### Task objective
If a line in the records below includes the word "Express", count it, then give the total and nothing else.

### Data excerpts

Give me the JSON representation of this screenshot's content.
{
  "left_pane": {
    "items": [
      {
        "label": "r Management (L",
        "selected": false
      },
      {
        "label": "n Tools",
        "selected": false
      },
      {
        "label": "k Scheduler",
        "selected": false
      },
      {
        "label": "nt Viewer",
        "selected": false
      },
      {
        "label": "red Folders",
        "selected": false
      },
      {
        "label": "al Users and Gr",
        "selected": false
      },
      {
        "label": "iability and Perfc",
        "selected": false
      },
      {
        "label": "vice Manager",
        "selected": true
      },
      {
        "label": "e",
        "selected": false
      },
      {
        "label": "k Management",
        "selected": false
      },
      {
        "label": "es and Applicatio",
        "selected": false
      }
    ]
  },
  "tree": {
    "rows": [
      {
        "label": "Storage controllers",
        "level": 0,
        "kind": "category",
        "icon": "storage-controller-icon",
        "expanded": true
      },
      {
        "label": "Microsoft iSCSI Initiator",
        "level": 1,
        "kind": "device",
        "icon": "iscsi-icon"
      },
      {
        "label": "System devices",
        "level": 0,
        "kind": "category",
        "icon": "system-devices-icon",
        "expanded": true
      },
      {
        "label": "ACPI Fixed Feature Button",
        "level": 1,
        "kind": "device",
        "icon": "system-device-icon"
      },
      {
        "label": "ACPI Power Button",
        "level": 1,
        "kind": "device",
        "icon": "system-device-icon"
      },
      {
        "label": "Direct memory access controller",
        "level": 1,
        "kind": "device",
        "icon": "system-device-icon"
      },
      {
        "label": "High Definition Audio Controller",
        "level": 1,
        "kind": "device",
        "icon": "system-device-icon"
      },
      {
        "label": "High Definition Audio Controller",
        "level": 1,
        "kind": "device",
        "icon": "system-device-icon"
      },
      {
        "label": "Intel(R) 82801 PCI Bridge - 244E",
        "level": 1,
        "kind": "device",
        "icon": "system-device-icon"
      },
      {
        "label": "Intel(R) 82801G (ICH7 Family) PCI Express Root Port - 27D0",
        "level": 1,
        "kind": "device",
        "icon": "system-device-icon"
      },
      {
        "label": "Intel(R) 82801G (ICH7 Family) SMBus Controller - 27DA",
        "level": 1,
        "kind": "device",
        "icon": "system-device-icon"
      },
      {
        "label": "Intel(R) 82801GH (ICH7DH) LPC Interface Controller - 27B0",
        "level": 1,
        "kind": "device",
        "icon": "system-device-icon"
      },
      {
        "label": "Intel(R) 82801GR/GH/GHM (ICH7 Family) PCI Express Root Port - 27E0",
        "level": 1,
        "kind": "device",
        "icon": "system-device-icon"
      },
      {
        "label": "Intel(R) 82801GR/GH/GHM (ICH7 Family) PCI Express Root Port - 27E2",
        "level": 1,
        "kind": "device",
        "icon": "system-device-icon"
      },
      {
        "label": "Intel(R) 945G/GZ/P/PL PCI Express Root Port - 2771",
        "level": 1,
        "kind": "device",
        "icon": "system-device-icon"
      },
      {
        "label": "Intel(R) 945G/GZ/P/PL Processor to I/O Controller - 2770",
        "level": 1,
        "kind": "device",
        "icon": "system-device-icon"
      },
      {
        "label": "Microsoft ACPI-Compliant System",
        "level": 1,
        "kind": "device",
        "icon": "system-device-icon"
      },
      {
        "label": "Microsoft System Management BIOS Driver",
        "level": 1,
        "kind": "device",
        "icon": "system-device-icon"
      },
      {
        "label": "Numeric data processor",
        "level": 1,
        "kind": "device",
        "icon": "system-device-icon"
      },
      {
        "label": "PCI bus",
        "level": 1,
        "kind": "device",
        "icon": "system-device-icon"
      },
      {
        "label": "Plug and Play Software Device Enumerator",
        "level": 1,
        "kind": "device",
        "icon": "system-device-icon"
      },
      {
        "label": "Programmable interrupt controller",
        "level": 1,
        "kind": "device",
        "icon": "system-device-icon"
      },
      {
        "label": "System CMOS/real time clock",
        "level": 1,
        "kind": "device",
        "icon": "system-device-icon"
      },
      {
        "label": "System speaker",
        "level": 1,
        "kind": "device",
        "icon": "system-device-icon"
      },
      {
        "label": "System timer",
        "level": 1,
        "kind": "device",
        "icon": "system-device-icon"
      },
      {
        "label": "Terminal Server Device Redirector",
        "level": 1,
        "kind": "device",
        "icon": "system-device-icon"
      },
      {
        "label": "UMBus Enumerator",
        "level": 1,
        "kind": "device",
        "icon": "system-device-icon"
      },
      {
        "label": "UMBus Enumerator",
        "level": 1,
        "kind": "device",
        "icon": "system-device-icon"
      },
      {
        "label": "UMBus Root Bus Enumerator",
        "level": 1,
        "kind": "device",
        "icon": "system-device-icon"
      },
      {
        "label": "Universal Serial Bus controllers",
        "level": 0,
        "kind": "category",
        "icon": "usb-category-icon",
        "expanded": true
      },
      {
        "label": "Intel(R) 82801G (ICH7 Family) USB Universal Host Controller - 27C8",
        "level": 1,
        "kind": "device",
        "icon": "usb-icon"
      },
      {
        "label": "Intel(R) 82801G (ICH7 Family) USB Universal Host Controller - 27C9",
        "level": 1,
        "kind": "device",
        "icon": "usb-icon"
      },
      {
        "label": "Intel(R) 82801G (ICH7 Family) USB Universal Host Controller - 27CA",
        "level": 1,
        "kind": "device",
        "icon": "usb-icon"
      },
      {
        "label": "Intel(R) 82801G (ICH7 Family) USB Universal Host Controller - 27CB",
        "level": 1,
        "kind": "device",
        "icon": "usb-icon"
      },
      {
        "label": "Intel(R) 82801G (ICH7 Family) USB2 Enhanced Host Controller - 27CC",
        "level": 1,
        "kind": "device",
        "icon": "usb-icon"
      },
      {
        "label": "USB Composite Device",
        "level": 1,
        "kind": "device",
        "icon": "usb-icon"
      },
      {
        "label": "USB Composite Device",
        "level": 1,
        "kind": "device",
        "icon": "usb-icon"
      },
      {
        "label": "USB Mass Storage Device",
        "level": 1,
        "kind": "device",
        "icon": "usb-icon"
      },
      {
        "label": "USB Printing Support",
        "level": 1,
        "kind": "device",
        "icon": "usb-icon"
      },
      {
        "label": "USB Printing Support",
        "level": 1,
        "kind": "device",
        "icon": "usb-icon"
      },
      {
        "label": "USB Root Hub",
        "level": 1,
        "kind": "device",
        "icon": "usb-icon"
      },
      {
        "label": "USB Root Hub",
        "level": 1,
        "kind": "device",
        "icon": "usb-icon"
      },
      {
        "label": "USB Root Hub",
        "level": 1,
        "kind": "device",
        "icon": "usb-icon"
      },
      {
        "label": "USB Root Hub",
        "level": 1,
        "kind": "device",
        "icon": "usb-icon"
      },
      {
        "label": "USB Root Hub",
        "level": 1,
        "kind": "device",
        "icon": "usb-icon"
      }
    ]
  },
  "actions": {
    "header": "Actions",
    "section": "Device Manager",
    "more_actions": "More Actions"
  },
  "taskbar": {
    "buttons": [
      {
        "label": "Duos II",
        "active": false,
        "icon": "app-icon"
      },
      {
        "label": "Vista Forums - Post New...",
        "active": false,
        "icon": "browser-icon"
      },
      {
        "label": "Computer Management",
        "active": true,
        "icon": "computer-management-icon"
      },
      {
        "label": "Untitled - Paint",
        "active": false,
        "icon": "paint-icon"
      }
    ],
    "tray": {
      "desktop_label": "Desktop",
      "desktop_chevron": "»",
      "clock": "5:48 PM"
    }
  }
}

### Task answer
4